If you download the Good Lock app from the Samsung Galaxy Store (it’s not even available on the standard Google Play Store), then you get a “cover screen launcher,” which allows you to run any app on the Galaxy Z Flip 5 cover screen.
So the capability is there, but Samsung makes you enable a setting and also download yet another app just to get the same functionality as the Razr Plus out of the box. It’s disappointing, and one of the reasons why Motorola has a one-up on Samsung right now in terms of flip phones.
Also, the cover display on the Galaxy Z Flip 5 only has a 60Hz refresh rate, whereas the Motorola Razr Plus has a 144Hz refresh rate on the cover display. Though the Razr Plus may seem like overkill, the measly 60Hz on the Z Flip 5 is also pretty disappointing, considering that the phone starts at $1,000.
The cameras are basically the same
One reason why I like to upgrade my phone every year is because there are usually significant improvements to the cameras on new models. But that isn’t the case with the Galaxy Z Flip 5 when compared to its predecessor.
The camera hardware is virtually identical on the Galaxy Z Flip 5 compared to the Z Flip 4. The rear dual camera system consists of 12MP wide and 12MP ultrawide sensors, and the front selfie camera is still 10MP. When I used the Galaxy Z Flip 4, I thought it took decent photos, though Samsung tends to oversaturate colors a bit too much.
The biggest change is that the Flip 5 has a “clear lens coating” over the cameras to help reduce lens flare, but that’s basically it. In other words, I don’t expect that much of an improvement with the Z Flip 5 on the camera front.

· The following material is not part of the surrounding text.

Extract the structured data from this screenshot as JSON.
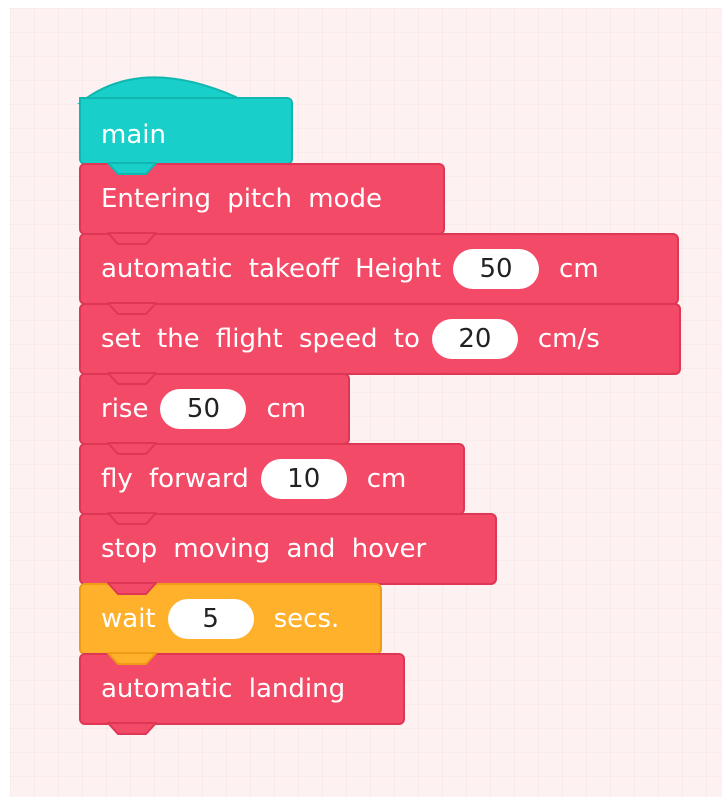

And for me, that’s underwhelming, especially when you consider that even the Razr Plus has marginally better specs with a 13MP ultrawide camera rear camera and a 32MP selfie camera. It’s safe to say that the Flip 5 will take good photos, but don’t expect them to look much different from last year’s phone.
No battery improvements either
The Galaxy Z Flip 4 had a 3,700mAh battery paired with the Snapdragon 8+ Gen 1 chip. With average use, it would be a typical one-day phone.
Samsung didn’t make the battery on the Z Flip 5 larger, as it still remains at 3,700mAh. It may be slightly better than the Z Flip 4 since the Flip 5 has a Snapdragon 8 Gen 2 chip (which is a little more power efficient than the 8+ Gen 1), but the difference likely won’t be that substantial.
The main disappointment is not seeing any change in the battery capacity from its predecessor. Even with slightly better efficiency, I’m not sure the Snapdragon 8 Gen 2 will be so much better that it will extend the Z Flip 5’s battery life to more than a single day — and that’s a missed opportunity.
The Galaxy Z Flip 5 is trailing its competition
Samsung is typically regarded as the champion of the foldable market in the U.S., but I’m starting to wonder if that’s beginning to falter.
Motorola’s recently released Razr Plus is a folding flip phone that just looks so much more enticing than the Galaxy Z Flip 5. The cover screen is way more impressive, with a 144Hz refresh rate, higher ppi density (413 ppi versus 306 ppi on Z Flip 5), and it can run any Android app by default — along with the unique panels on the home screen. There’s just so much you can do with it that it just makes the Z Flip 5 cover screen look like a joke. And when the cover screen is such a critical component of a folding flip phone, that’s a big deal.
The main screen on the Razr Plus is also more impressive than the Z Flip 5, as it has a 165Hz refresh rate versus the 120Hz max rate on the Z Flip 5. The crease on the Razr Plus is less noticeable too. I haven’t experienced the Z Flip 5 yet, but based on my time on the Z Flip 4, it’s hard to ignore Samsung’s crease.
Maybe the Galaxy Z Flip 5 will be better once we get our hands on it, but from the specs I’m looking at, it’s just underwhelming compared to what else is out there.